Home Economic Trends Revised Data Show Initial Claims Plateauing – Robert Hughes (10/26/2020)

Revised Data Show Initial Claims Plateauing – Robert Hughes (10/26/2020)

NOTE: California has completed its pause in processing of initial claims and has resumed reporting actual unemployment insurance claims data based on their weekly claims activity. The latest data reflects actual counts for California for the current week and revisions to the two prior weeks.

Initial claims for regular state unemployment insurance totaled 787,000 for the week ending October 17, down 55,000 from the previous week’s revised tally of 842,000 (see first chart). Claims have dropped slightly below 800,000 for just the second time since surging in March (see first chart). The four-week average was 811,250, down 21,500 from the prior average. The latest week is the 31st week of historically massive claims. Prior to the lockdowns, initial claims were running around 230,000 (see first chart). Persistent initial claims at such a historically high level remain a very troubling sign for the labor market recovery and the economy.

The number of ongoing claims for state unemployment programs totaled 8.982 million for the week ending October 3, down 1.22 million from the prior week (see second chart). For the same week in 2019, ongoing claims were 1.367 million. Continuing claims from state programs have trended lower since the peak in early March. Over the same period, continuing claims in all federal programs have trended higher, reaching 14.198 million for the week ending October 3.

The total number of people claiming benefits in all unemployment programs including all emergency programs was 23.150 million for the week ended October 3, down 1.046 million from the prior week. While there has been improvement from the catastrophic results in March and April, the current level of weekly initial claims is still very high and continuing claims are still massive (see second chart).

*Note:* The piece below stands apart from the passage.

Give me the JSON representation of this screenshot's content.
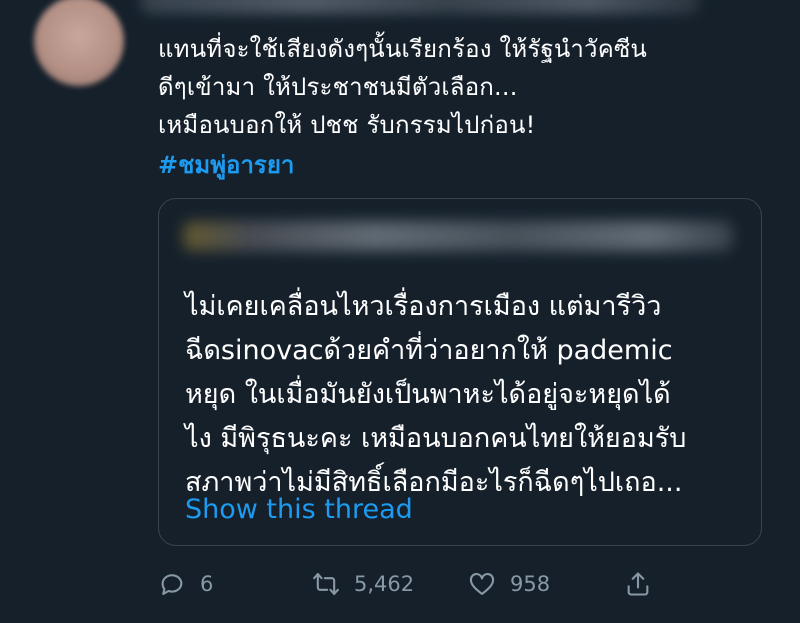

Government-imposed restrictions intended to slow the spread of Covid-19 continue to wreak havoc on the economy and the labor market. The longer consumers remain restricted and businesses remain closed or limited, the more uncertain a labor market recovery becomes and the higher the probability of a slow and drawn-out economic recovery.